In 1990 Milken pleaded guilty to six counts of securities and tax violations. He paid heavy fines and served a greatly reduced 22-month prison sentence. He went on to become a philanthropist, especially noted for his contributions to medical research. In February, outgoing President Donald Trump pardoned Milken.

The University of Michigan Department of Theatre and Drama will present Ayad Akhtar’s Junk Dec. 2-5 at the Power Center, directed by Geoff Packard.

When searching around for a play to direct that would engage University of Michigan theater students and audiences, Packard chose Akhtar’s play for its provocative ideas but also for practical reasons.

The pandemic has had a big impact on the theater program with canceled performances and contact restrictions that have resulted in fewer performance opportunities for students,

“I was told to book a big play that would fill the Power Center,” Packard said. “So the first place I went was to a directory of all the plays that were done at [New York City’s] Vivian Beaumont since this is a similar footprint to the Power Center.”

The Brave and the Bold: U-M’s "Men on Boats" injects a historic expedition with a fresh perspective

THEATER & DANCE PREVIEW

University of Michigan's production of Men on Boats

Rehearsal photo of U-M Department of Theatre and Drama's production of Men on Boats. Photo courtesy UMSMTD.

In 1869, John Wesley Powell led a 10-man expedition to map and gather information on a large swath of the American West, from Wyoming to the Grand Canyon along the Green and Colorado rivers. Powell was a geologist, naturalist, anthropologist, and veteran officer of the Civil War.

Playwright Jaclyn Backhaus takes a satiric look at this famous manly journey into the unknown by casting her play Men on Boats with 10 women. 

Emily Lyon, a 2013 graduate of the University of Michigan, is directing a “non-man” cast in a U-M Department of Theatre and Drama presentation of Men on Boats, Nov. 11-14, at the Arthur Miller Theatre.

Lyon said she was intrigued by Backhaus’ idea of having women fill those positions that history had filled with men. She said she wants to fill that space and have her cast “become explorers and adventurers and stepping into that sense of bravado, letting 10 young women and non-binary actors own the stage in the way that men in the 1800s felt that they owned the land is a fun and bold project.”

Come to the Cabaret: Theatre Nova’s "Sing Happy" celebrates the songs of Kander and Ebb

THEATER & DANCE REVIEW

Theatre Nova’s Sing Happy

Elizabeth Jaffe and K Edmonds in Theatre Nova's Sing Happy! featuring music by John Kander and Fred Ebb with musical arrangements by R. MacKenzie Lewis, directed by Diane Hill. Photo by Sean Carter Photography.

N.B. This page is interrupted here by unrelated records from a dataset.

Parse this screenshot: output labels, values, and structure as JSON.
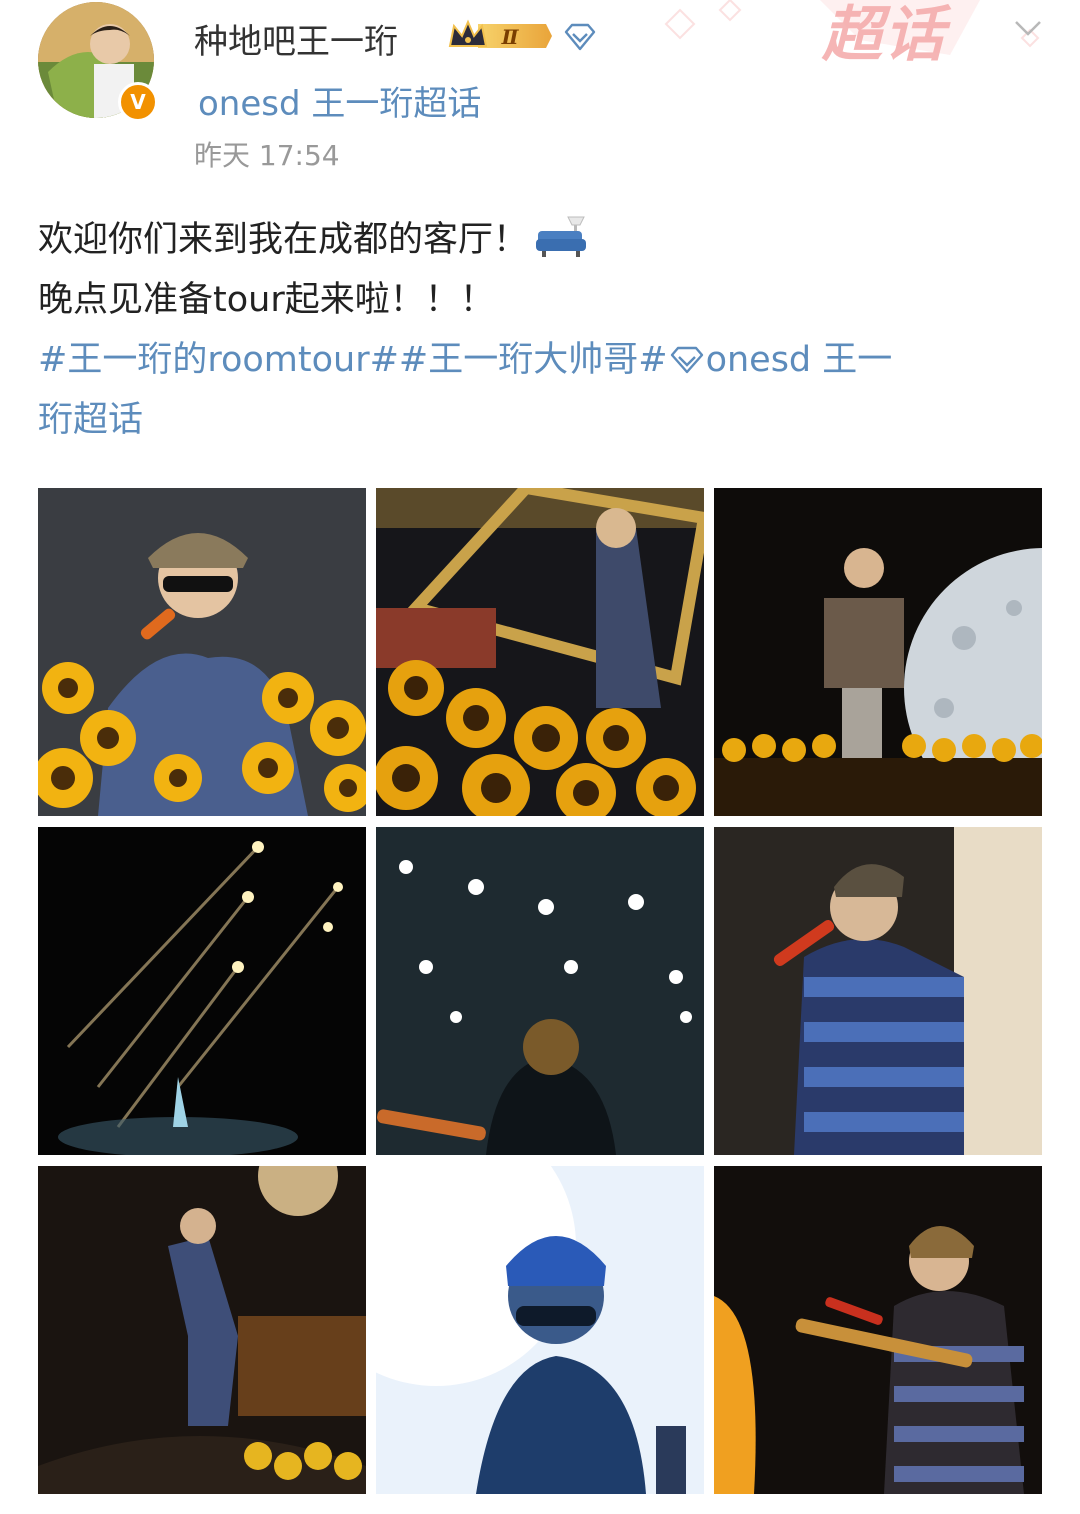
{
  "post": {
    "username": "种地吧王一珩",
    "vip_level": "Ⅱ",
    "verified_mark": "V",
    "source": "onesd 王一珩超话",
    "timestamp": "昨天 17:54",
    "watermark_label": "超话"
  },
  "content": {
    "line1": "欢迎你们来到我在成都的客厅！",
    "line2": "晚点见准备tour起来啦！！！",
    "tags_part1": "#王一珩的roomtour##王一珩大帅哥#",
    "tags_part2": "onesd 王一",
    "tags_part3": "珩超话"
  },
  "icons": {
    "sofa": "sofa-emoji-icon",
    "diamond": "supertopic-diamond-icon",
    "crown": "crown-vip-badge-icon",
    "chevron": "chevron-down-icon"
  },
  "colors": {
    "link": "#5d8cbc",
    "text": "#222222",
    "meta": "#999999",
    "badge": "#f29100"
  },
  "photos": [
    {
      "label": "photo 1",
      "scene": "seated-sunflowers"
    },
    {
      "label": "photo 2",
      "scene": "stage-frame-sunflowers"
    },
    {
      "label": "photo 3",
      "scene": "moon-stage"
    },
    {
      "label": "photo 4",
      "scene": "light-beams"
    },
    {
      "label": "photo 5",
      "scene": "arena-lights-guitar"
    },
    {
      "label": "photo 6",
      "scene": "singing-striped-sweater"
    },
    {
      "label": "photo 7",
      "scene": "stage-wide-orange"
    },
    {
      "label": "photo 8",
      "scene": "bright-blue-closeup"
    },
    {
      "label": "photo 9",
      "scene": "guitar-dark-stage"
    }
  ]
}
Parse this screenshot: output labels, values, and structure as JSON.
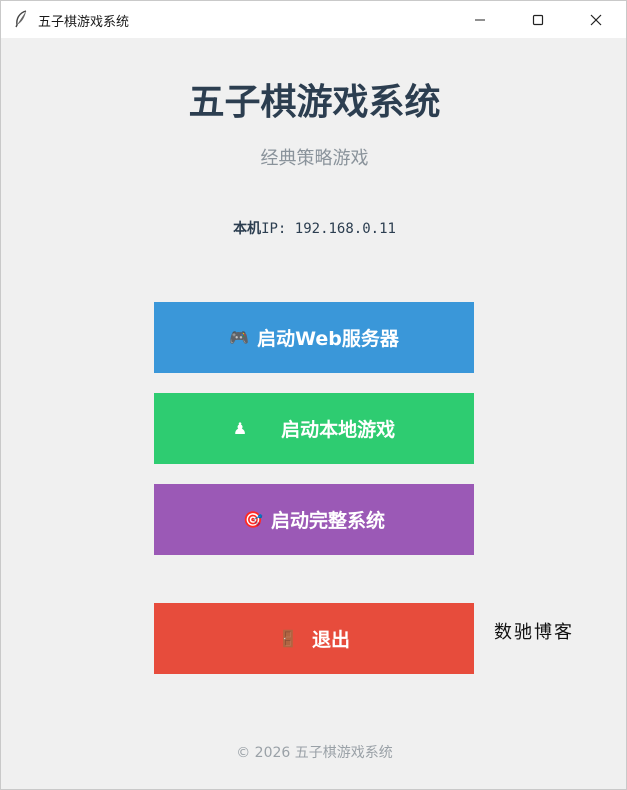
{
  "window": {
    "title": "五子棋游戏系统",
    "icon": "feather-icon"
  },
  "header": {
    "title": "五子棋游戏系统",
    "subtitle": "经典策略游戏"
  },
  "network": {
    "ip_label": "本机",
    "ip_value": "IP: 192.168.0.11"
  },
  "buttons": [
    {
      "label": "启动Web服务器",
      "icon": "gamepad-icon",
      "icon_char": "🎮",
      "color": "#3a97d9"
    },
    {
      "label": "启动本地游戏",
      "icon": "chess-pawn-icon",
      "icon_char": "♟",
      "color": "#2ecc71"
    },
    {
      "label": "启动完整系统",
      "icon": "target-icon",
      "icon_char": "🎯",
      "color": "#9b59b6"
    },
    {
      "label": "退出",
      "icon": "exit-door-icon",
      "icon_char": "🚪",
      "color": "#e74c3c"
    }
  ],
  "watermark": "数驰博客",
  "footer": "© 2026 五子棋游戏系统"
}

The pandemic has been taking its toll on arts groups everywhere, but the determination to keep staging plays, singing, and dancing has not diminished. 

Theatre Nova, a professional non-profit theater in the heart of downtown Ann Arbor, opened its season after a year and a half of darkened lights with the Michigan premiere of The Lifespan of a Fact, a provocative play about truth in journalism. Nova regularly brings new plays with provocative ideas to its small, intimate theater on Huron Street. 

But Nova is taking two weekends to challenge its supporters to help raise money for a matching grant from the National Endowment for the Arts. The grant would help Nova to continue its Pay What You Can ticket pricing.

Nova is inviting audiences to come to their cabaret with the musical revue Sing Happy celebrating the music and lyrics of John Kander and Fred Ebb.